▶ _AIM OF THE TASK_:
From the entries below, gather every line containing the string "status".

- Opening Delimiter -

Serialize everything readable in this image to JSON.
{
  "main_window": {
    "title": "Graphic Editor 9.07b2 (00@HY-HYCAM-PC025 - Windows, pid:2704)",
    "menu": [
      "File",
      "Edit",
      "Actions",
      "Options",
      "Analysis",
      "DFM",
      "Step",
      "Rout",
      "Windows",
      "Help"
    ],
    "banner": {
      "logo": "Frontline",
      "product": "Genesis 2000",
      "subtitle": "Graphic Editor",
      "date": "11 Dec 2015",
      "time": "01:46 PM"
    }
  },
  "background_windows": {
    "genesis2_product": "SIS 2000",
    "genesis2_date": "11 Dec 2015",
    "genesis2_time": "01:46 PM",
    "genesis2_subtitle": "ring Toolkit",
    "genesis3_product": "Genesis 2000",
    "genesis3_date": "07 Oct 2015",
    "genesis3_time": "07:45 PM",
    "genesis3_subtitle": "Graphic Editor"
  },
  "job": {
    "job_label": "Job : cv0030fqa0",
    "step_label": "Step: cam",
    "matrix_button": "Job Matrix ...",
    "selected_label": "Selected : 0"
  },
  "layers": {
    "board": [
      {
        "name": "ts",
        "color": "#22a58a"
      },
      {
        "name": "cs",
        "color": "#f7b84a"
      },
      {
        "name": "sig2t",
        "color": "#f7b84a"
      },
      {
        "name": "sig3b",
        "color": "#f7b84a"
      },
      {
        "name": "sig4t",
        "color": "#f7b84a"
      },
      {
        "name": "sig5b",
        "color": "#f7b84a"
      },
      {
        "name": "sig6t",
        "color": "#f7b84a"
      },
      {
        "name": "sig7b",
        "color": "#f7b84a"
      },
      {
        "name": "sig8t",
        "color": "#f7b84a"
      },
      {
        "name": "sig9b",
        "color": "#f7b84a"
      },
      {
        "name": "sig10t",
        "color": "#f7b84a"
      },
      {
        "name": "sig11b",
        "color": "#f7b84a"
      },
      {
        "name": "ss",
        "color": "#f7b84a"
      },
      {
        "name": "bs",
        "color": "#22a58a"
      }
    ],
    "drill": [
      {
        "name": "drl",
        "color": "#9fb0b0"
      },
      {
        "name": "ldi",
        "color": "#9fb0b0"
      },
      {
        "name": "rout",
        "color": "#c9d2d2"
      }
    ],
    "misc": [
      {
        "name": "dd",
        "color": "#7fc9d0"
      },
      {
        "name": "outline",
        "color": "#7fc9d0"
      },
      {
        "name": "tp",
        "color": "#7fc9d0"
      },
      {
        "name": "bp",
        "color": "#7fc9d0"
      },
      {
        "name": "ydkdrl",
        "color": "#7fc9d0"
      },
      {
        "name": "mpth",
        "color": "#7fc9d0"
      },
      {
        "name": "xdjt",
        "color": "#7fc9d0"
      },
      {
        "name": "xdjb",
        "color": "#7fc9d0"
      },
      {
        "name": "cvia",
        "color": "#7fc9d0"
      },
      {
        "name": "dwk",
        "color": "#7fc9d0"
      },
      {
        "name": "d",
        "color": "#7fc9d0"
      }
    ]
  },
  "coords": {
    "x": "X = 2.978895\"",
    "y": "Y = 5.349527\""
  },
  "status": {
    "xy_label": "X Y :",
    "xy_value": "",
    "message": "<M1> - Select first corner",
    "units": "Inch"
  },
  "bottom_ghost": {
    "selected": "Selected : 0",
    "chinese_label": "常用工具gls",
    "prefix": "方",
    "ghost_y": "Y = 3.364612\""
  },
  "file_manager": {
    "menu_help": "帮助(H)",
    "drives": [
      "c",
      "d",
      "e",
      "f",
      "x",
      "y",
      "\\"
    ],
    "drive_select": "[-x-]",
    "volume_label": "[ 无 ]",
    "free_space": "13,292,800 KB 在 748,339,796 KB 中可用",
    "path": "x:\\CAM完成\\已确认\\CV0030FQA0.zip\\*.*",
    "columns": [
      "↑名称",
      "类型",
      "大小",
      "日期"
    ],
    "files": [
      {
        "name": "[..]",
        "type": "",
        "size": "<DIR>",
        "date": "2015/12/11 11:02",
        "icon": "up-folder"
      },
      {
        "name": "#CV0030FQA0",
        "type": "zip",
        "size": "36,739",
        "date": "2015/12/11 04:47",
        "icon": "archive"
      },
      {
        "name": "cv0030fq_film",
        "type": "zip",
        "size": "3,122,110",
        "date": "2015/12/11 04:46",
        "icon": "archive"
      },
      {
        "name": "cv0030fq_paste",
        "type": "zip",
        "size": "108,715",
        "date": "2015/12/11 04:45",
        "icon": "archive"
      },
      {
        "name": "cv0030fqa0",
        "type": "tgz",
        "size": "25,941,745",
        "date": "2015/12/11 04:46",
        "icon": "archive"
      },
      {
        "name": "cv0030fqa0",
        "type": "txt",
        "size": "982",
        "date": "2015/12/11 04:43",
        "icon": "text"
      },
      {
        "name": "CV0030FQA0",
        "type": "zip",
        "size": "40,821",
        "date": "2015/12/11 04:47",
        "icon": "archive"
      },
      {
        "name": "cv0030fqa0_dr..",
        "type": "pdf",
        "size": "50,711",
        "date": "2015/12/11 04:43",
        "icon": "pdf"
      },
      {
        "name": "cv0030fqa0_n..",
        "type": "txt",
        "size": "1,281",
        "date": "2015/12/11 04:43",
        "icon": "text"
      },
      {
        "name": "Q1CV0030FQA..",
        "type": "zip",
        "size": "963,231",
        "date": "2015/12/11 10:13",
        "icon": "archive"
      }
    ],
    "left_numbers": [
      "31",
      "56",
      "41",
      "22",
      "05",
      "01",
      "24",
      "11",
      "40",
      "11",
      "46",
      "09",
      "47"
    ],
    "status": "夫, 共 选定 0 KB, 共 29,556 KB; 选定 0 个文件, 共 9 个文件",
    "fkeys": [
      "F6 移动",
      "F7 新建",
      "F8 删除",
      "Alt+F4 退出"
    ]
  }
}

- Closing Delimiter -

▶ _OUTPUT FOR THIS EXERCISE_:
  "status": {
    "status": "夫, 共 选定 0 KB, 共 29,556 KB; 选定 0 个文件, 共 9 个文件",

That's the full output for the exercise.